Lesson Plan: For Teachers: It's All in a Word!
Lead a class discussion about what culture means and what
it can include. Record key points on the board.
Ask students to discuss and suggest how language and words are part of culture. They might offer examples from their own experiences that are sometimes identified as being typical of their country, community, or school. Some might suggest examples of language or words that can be identified within their own family.
Have students work in small groups to visit the topic Fished Out: the Rise and Fall of the Cod Fishery on the CBC Digital Archives website. They will explore the clips "A fish tale," "Code and Confederation," "Cataclysm in the fisheries" and "In cod we trust."
As they view, students should find and record definitions to the following words and phrases:
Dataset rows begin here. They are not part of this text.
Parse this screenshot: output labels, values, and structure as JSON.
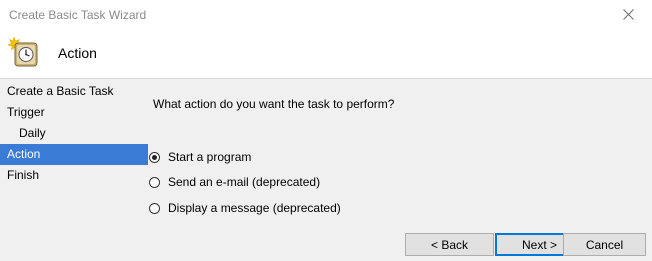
{
  "window": {
    "title": "Create Basic Task Wizard",
    "close_icon": "close-icon"
  },
  "header": {
    "icon": "task-scheduler-clock-icon",
    "title": "Action"
  },
  "steps": [
    {
      "label": "Create a Basic Task",
      "active": false
    },
    {
      "label": "Trigger",
      "active": false
    },
    {
      "label": "Daily",
      "active": false
    },
    {
      "label": "Action",
      "active": true
    },
    {
      "label": "Finish",
      "active": false
    }
  ],
  "main": {
    "question": "What action do you want the task to perform?",
    "options": [
      {
        "label": "Start a program",
        "selected": true
      },
      {
        "label": "Send an e-mail (deprecated)",
        "selected": false
      },
      {
        "label": "Display a message (deprecated)",
        "selected": false
      }
    ]
  },
  "buttons": {
    "back": "< Back",
    "next": "Next >",
    "cancel": "Cancel"
  },
  "colors": {
    "selection": "#3a7bd5",
    "panel_bg": "#f0f0f0",
    "button_bg": "#e1e1e1",
    "default_button_border": "#0078d7"
  }
}
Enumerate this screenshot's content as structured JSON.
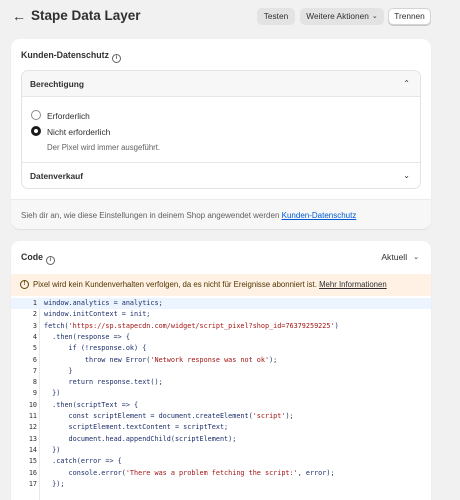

- tickler chains
- rock hoppers
- on the tick
- gadus morhua
- fish sticks
- underwater strip mining
- clear cutting with nets
- as cold as a cod's nose
- no cod no cash
As they work in groups, students will review their definitions and make notes about the connections between language and culture. Each group will present its findings in one of the following ways: written paragraph, cartoon, illustration, photo essay, poem, song lyrics.
Revisit and Reflect
groups to share their finished product with the class.
As a class, discuss and summarize the connections between language and culture. Students should be able to identify how language can express the uniqueness of a culture associated with the cod industry.
Students can listen to lyrics written by Newfoundland and Labrador groups such as Great Big Sea, The Punters, The Irish Descendants, Jim Payne, the Ennis Sisters, and Kevin Collins, to identify how the culture of the province is expressed through music. Students can note how the challenges of the fishery are often woven into the words.